» Records for processing

● ● ● ● ●

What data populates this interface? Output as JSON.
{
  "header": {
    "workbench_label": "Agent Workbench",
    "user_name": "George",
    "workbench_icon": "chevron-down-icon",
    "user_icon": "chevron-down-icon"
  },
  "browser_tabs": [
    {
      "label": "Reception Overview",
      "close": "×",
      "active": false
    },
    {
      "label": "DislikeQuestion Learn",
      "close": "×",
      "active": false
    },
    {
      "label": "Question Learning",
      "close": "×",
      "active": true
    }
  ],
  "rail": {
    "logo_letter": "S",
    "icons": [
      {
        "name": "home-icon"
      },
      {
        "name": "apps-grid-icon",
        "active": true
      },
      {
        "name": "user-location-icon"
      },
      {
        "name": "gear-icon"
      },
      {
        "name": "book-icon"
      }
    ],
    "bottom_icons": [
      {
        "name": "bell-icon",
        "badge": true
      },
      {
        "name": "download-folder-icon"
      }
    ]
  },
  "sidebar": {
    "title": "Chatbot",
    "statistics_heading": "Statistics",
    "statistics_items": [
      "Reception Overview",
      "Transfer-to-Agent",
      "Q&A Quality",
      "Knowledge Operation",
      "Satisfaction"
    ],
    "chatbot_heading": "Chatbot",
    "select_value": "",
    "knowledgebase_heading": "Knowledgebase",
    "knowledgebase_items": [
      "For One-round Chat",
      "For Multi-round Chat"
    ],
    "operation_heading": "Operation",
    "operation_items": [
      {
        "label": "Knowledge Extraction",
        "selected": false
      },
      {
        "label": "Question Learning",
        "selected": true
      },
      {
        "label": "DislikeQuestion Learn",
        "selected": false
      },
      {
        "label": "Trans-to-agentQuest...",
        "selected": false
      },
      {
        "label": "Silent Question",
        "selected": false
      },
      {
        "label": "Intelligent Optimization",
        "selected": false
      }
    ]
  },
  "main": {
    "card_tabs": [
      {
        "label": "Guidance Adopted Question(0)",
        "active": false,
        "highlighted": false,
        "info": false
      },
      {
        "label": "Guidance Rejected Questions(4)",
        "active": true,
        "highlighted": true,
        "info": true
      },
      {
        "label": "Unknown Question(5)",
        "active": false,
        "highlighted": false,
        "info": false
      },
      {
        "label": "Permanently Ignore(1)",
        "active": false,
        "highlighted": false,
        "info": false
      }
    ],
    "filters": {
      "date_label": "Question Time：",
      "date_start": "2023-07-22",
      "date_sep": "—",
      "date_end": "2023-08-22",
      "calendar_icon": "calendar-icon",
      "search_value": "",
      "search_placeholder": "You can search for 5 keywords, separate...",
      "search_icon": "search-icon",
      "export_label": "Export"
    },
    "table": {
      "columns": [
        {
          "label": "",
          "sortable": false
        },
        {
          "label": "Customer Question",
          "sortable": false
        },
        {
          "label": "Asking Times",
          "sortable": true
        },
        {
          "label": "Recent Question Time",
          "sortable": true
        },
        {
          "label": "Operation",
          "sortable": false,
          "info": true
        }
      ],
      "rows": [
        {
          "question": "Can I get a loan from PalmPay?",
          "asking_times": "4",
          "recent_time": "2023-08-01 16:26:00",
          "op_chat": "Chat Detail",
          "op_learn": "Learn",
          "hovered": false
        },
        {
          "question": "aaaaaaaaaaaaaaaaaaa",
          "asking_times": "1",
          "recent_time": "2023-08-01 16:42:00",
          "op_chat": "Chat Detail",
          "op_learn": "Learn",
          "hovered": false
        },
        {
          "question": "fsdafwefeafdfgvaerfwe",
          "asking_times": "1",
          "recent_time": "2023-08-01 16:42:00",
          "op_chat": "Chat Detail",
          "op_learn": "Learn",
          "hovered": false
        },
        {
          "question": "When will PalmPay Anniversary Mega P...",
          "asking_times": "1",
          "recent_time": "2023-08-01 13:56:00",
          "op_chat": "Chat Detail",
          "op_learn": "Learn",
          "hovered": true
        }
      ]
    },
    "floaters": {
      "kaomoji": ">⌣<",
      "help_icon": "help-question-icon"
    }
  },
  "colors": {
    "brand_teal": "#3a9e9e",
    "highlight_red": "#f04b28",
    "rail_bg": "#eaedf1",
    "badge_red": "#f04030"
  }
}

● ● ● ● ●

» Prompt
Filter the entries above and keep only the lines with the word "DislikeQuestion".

» Response to the task
      "label": "DislikeQuestion Learn",
        "label": "DislikeQuestion Learn",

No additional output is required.